| Exercise requirements |
Collect all lines from the records below that include the word "size".

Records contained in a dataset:
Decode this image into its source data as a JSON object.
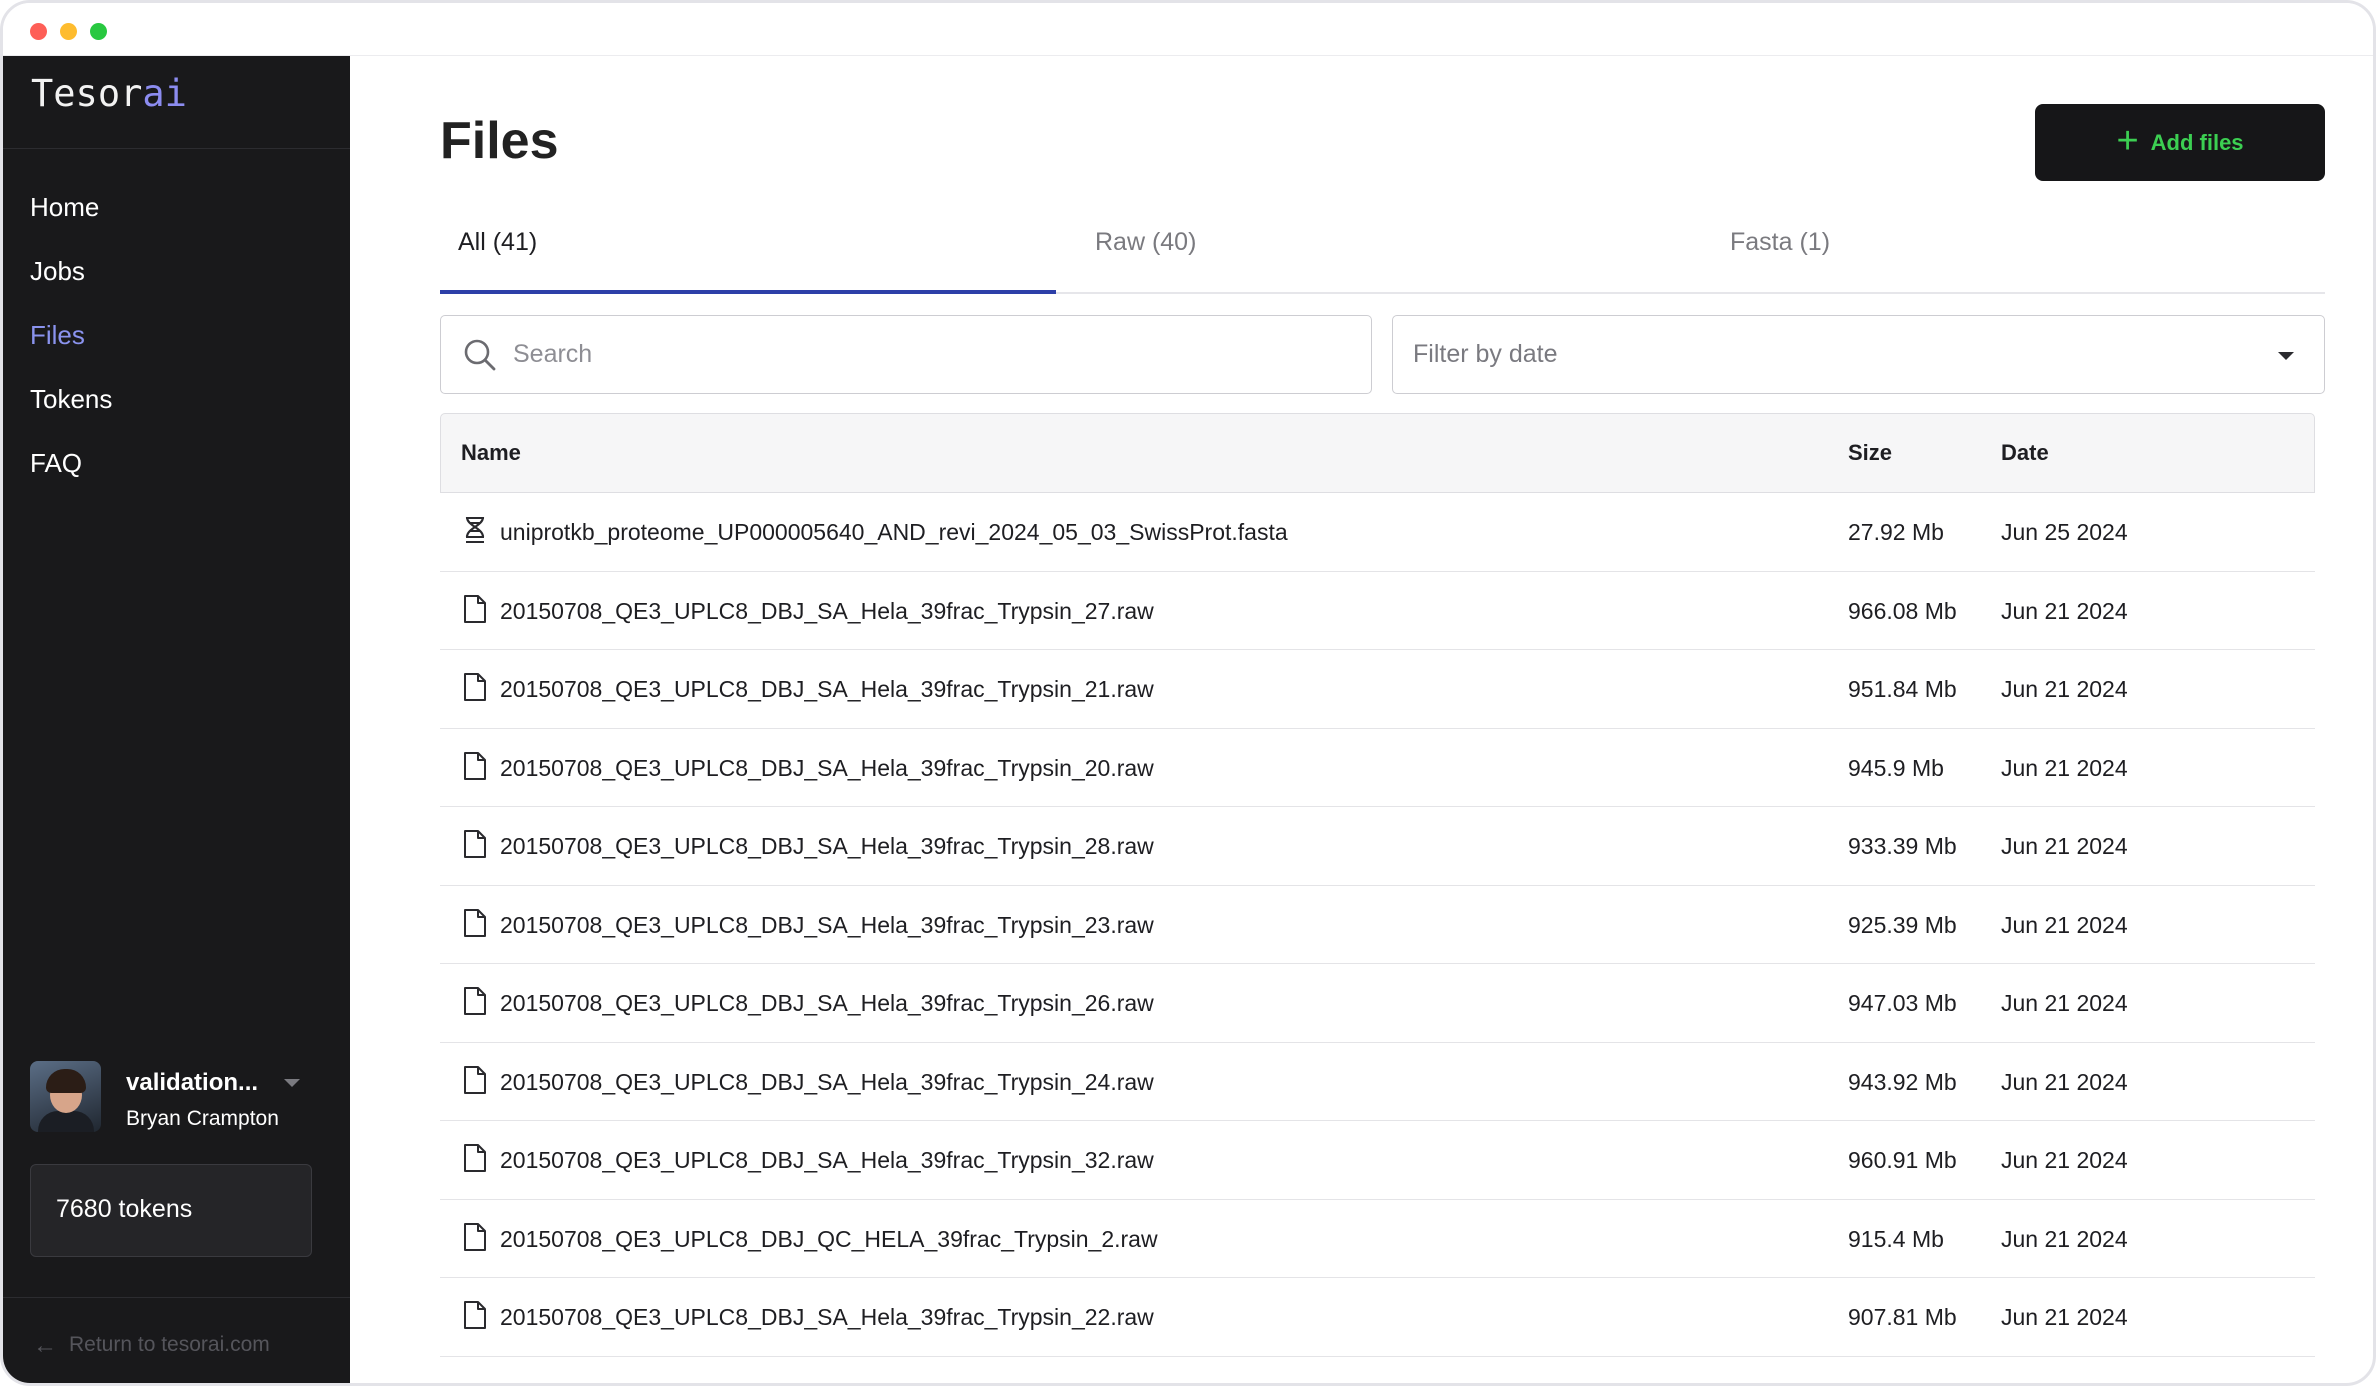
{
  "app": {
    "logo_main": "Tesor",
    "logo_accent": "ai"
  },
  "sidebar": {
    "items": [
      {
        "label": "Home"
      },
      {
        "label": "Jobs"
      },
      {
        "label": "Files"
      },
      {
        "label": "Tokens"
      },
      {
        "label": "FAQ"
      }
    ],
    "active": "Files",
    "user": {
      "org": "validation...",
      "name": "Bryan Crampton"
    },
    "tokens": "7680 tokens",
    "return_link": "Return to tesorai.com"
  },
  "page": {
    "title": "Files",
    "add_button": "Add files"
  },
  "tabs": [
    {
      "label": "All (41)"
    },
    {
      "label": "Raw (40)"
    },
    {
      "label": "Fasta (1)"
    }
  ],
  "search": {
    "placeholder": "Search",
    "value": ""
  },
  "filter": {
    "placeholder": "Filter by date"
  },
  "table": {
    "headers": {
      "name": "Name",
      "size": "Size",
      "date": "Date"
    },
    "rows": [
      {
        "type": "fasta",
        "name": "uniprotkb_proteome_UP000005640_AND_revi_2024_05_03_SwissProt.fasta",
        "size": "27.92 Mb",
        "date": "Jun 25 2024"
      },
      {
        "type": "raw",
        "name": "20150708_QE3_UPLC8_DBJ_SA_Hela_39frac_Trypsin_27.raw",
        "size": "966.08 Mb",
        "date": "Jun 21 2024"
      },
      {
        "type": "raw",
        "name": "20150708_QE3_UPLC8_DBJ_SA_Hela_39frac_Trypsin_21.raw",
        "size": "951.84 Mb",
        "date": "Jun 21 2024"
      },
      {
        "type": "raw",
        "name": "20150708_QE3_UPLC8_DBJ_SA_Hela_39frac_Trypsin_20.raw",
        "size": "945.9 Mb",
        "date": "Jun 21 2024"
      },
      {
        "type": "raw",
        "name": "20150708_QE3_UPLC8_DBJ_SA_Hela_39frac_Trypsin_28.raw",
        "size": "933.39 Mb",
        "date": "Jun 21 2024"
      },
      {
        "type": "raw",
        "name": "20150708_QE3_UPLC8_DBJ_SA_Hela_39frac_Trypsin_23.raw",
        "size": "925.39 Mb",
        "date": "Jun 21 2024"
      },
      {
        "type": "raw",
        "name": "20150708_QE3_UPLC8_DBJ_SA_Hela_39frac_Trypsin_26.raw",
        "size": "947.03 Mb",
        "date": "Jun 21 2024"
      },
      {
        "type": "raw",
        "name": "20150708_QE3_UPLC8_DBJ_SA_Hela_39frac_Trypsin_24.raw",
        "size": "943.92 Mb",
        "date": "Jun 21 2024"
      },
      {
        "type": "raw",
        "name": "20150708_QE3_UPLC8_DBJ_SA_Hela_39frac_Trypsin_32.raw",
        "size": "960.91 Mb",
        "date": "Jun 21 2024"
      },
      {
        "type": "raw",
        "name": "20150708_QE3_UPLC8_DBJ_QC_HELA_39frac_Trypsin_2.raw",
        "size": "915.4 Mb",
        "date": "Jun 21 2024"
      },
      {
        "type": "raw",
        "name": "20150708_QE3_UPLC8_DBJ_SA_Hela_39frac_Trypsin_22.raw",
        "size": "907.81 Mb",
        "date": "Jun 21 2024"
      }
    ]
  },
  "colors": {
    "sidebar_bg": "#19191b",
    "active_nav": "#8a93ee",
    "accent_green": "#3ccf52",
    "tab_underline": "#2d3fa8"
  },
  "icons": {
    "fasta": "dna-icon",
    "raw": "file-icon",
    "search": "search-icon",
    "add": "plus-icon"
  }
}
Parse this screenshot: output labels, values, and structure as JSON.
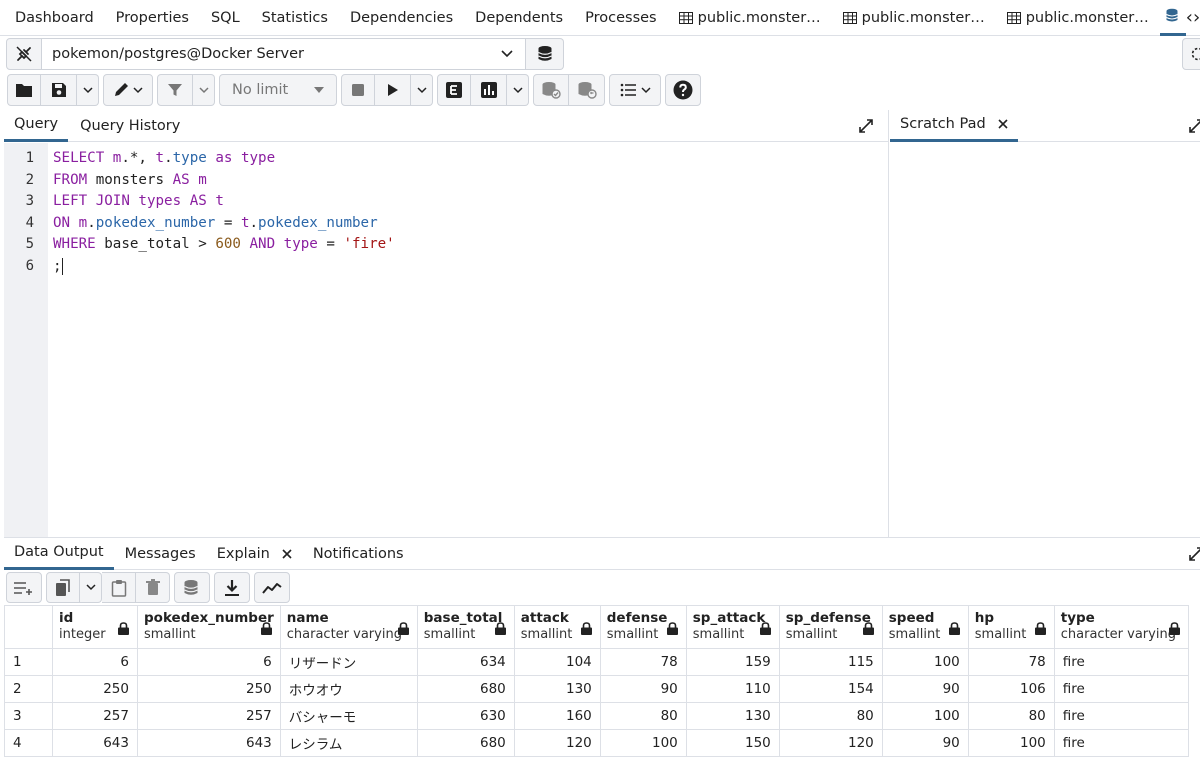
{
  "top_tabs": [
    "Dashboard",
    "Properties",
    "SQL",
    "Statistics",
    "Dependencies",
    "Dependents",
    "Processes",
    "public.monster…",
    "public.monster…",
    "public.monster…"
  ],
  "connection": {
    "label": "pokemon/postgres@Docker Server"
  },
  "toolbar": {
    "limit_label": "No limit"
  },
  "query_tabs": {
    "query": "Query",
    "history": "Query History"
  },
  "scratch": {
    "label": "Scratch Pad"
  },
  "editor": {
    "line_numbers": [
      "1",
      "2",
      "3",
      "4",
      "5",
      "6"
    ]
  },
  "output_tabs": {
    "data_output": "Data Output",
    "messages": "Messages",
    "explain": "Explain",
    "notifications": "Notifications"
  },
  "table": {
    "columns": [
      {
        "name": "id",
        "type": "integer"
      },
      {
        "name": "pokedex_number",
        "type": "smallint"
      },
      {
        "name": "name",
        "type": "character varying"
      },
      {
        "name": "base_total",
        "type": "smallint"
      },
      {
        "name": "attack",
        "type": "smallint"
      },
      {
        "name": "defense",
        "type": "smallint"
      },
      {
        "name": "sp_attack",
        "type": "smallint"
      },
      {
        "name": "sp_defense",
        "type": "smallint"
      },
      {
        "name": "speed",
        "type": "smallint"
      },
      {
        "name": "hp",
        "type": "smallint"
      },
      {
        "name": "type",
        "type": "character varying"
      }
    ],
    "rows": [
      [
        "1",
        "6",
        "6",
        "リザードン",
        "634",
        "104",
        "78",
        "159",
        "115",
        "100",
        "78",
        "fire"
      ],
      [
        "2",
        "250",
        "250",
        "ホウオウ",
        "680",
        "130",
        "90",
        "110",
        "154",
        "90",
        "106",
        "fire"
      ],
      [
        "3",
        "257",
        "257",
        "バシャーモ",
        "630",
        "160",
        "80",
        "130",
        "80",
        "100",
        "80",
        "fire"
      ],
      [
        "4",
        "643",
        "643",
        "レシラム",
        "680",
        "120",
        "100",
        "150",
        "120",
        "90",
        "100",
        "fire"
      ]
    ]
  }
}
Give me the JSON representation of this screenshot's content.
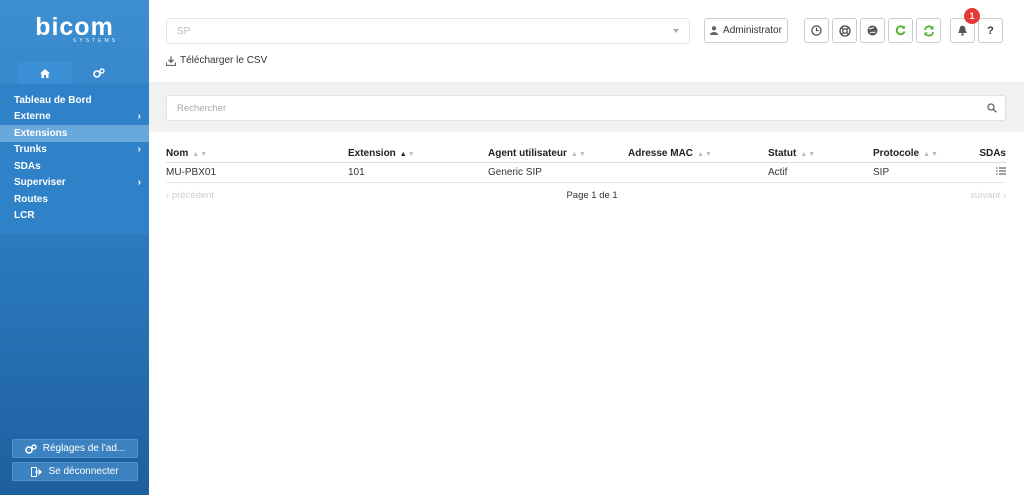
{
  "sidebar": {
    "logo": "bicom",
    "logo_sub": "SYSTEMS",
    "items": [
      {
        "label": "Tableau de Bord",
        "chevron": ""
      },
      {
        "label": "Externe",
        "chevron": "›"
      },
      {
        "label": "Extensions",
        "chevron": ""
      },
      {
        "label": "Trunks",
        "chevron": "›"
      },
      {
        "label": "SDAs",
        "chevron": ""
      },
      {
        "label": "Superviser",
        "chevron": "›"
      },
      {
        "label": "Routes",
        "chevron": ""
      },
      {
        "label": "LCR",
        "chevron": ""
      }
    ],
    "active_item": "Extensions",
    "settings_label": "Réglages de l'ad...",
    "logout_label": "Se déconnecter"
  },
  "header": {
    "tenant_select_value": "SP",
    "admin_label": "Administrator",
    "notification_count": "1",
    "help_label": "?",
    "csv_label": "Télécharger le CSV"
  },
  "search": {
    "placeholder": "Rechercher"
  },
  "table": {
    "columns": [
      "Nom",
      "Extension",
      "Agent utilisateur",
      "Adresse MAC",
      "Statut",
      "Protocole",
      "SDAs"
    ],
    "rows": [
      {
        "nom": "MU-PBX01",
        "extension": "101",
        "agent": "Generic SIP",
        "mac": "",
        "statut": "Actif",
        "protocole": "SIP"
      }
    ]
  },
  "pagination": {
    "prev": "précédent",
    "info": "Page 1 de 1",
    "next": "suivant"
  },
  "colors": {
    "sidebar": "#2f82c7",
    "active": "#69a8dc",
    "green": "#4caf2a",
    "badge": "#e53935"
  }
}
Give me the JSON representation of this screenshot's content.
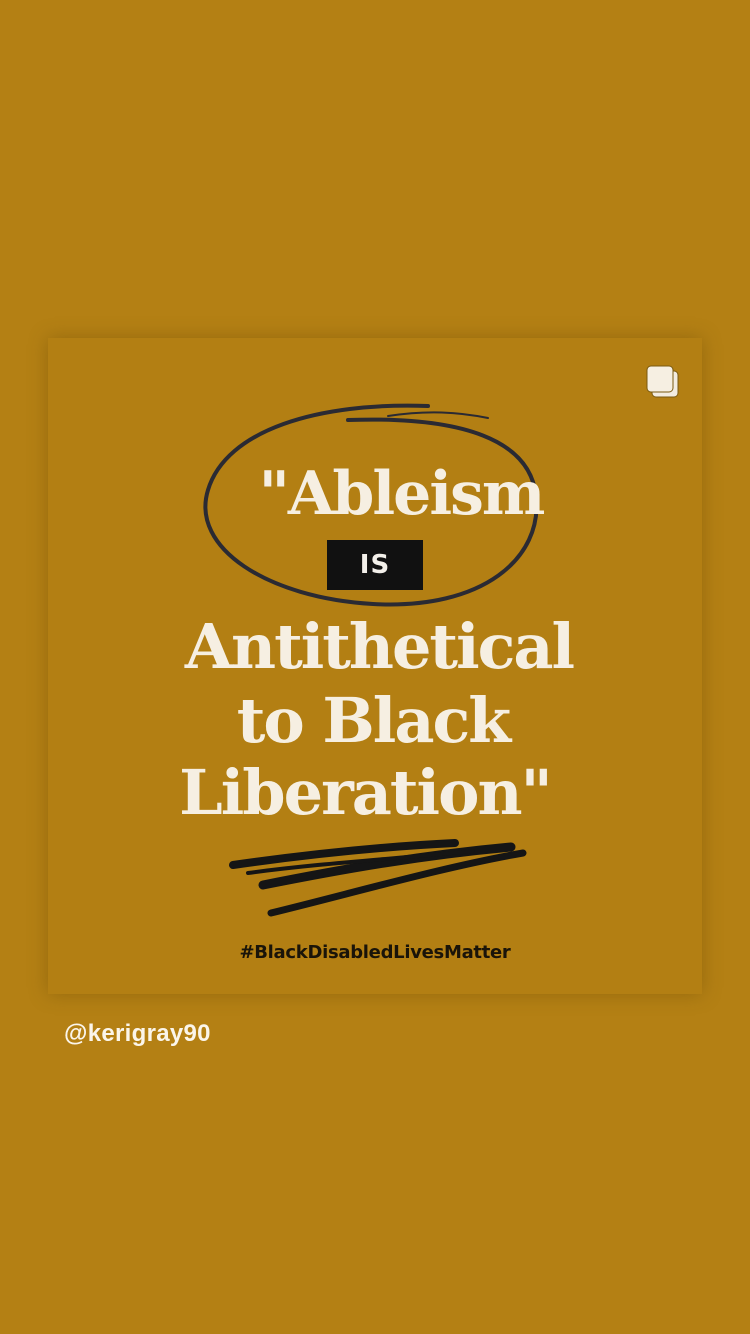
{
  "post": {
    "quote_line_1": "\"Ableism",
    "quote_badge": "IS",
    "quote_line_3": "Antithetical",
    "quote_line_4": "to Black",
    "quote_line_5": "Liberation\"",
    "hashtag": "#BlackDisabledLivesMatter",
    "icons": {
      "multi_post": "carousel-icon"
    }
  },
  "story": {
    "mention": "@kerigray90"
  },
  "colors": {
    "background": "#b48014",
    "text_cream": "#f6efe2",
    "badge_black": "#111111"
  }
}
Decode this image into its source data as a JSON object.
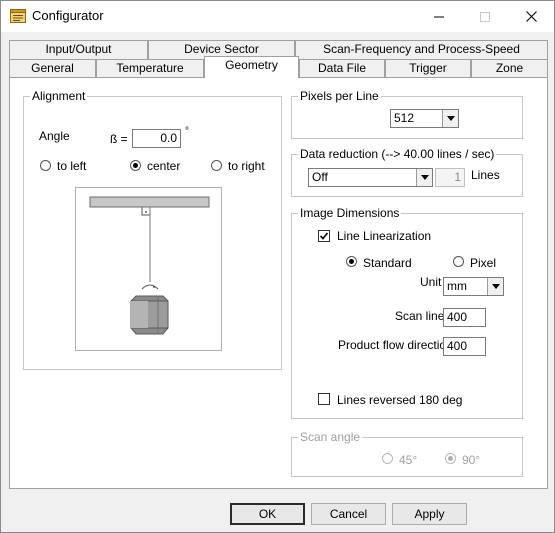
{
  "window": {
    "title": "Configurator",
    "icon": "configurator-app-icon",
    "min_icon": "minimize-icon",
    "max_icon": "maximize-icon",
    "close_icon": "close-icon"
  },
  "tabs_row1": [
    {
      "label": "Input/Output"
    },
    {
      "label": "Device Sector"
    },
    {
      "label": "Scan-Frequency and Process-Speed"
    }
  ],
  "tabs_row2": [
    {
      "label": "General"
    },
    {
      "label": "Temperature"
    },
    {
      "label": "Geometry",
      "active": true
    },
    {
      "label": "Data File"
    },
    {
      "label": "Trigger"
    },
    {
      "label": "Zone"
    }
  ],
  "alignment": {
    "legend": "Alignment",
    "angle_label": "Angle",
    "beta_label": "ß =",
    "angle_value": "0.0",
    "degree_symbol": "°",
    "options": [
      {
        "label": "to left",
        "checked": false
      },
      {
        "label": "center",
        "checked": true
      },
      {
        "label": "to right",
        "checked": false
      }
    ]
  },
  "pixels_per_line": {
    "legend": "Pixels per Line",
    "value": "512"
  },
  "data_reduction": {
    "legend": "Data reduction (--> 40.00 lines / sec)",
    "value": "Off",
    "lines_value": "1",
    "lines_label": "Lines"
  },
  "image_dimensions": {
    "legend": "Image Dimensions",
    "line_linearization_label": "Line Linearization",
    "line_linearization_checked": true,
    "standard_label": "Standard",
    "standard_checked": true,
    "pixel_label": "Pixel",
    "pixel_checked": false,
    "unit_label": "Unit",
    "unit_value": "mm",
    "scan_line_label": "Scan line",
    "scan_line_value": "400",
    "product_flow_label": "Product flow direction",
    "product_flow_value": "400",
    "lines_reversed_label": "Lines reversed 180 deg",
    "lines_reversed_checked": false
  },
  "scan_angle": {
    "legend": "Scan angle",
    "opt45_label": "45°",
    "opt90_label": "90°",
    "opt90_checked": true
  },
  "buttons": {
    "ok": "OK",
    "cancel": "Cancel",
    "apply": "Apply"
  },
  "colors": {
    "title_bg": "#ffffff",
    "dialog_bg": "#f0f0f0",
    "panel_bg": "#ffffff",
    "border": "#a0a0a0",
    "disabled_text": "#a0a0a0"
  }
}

| Task response |
      "size": "Size",
        "size": "27.92 Mb",
        "size": "966.08 Mb",
        "size": "951.84 Mb",
        "size": "945.9 Mb",
        "size": "933.39 Mb",
        "size": "925.39 Mb",
        "size": "947.03 Mb",
        "size": "943.92 Mb",
        "size": "960.91 Mb",
        "size": "915.4 Mb",
        "size": "907.81 Mb",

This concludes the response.